Kolkata: Driven by the market dynamics, steel prices in the country have risen but are still competitive as compared to prices of the metal in the international markets, an official said on Friday.
Steelmakers in the country have reportedly raised prices of benchmark hot-rolled coil by up to Rs 3,500 a tonne on the back of rising input costs due to soaring coal prices.
“Steel prices follow global trends and now stay at a higher level. If compared to international markets, our prices are still low.

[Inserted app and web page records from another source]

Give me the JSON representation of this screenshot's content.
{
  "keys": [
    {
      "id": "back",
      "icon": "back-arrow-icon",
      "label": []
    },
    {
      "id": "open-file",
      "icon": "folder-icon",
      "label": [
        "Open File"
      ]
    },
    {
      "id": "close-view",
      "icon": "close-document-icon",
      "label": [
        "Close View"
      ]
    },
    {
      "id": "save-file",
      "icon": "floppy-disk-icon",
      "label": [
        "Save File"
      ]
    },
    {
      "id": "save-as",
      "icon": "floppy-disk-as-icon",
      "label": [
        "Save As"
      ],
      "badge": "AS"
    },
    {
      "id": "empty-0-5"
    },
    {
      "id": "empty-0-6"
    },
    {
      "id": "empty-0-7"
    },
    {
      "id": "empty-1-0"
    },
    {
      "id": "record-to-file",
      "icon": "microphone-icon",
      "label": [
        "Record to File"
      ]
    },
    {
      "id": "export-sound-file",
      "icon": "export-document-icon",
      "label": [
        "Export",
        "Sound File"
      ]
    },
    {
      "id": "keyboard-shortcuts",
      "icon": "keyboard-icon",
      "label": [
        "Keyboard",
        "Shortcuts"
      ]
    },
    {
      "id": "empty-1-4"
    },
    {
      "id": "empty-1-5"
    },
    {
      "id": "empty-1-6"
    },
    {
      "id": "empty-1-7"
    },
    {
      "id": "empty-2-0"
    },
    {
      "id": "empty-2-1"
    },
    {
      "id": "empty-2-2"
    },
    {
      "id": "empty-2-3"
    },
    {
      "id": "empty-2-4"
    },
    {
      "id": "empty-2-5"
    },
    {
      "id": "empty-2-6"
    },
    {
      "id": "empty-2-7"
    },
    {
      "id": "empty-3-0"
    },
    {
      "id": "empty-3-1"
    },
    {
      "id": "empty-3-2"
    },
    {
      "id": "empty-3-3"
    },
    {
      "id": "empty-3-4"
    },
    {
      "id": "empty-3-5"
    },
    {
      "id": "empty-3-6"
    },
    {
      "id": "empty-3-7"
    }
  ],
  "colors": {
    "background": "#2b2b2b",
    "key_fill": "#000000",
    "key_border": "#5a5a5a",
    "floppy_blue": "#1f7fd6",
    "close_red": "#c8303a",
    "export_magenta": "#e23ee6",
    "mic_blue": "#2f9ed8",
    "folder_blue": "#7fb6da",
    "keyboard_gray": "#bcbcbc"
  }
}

It is a deregulated sector and market dynamics has an influence on it,” Steel Ministry additional secretary Rasika Chaube, said while addressing a programme organised by CII.
Tata Steel in its guidance indicated that prices of the metal in India will be higher by about Rs 2,500 per tonne in the current quarter as compared to last year and in Europe, it will be about 25 to 30 pounds per tonne higher.
With increasing coal prices and high cost of raw material, it is difficult to sell steel at current prices, a company official said.
However, some analysts said steel prices may see corrections in the near term with easing iron-ore prices.
Chaube said the Centre envisioned the transformation of eastern India as a potential integrated steel hub through Mission Purvoday.
“East is foreseen to contribute 80-90 million tonne in the estimated 250 million tonne production by 2030,” Chaube said.
The government intends to eliminate bottlenecks in the process of expediting investments through the creation of land banks, ensuring availability of iron ores at competitive prices and providing statutory clearances on time, the official said.
Mission Purvoday is also intended towards establishment of ancillary downstream clusters and value-added products.
“The government has identified 11 zones along with nine clusters for the purpose and is all set to launch its pilot steel cluster in Kalinganagar, Odisha,” Chaube said.
She said the government is also focusing on using inland waterways in a big way to decongest ports of eastern India. —PTI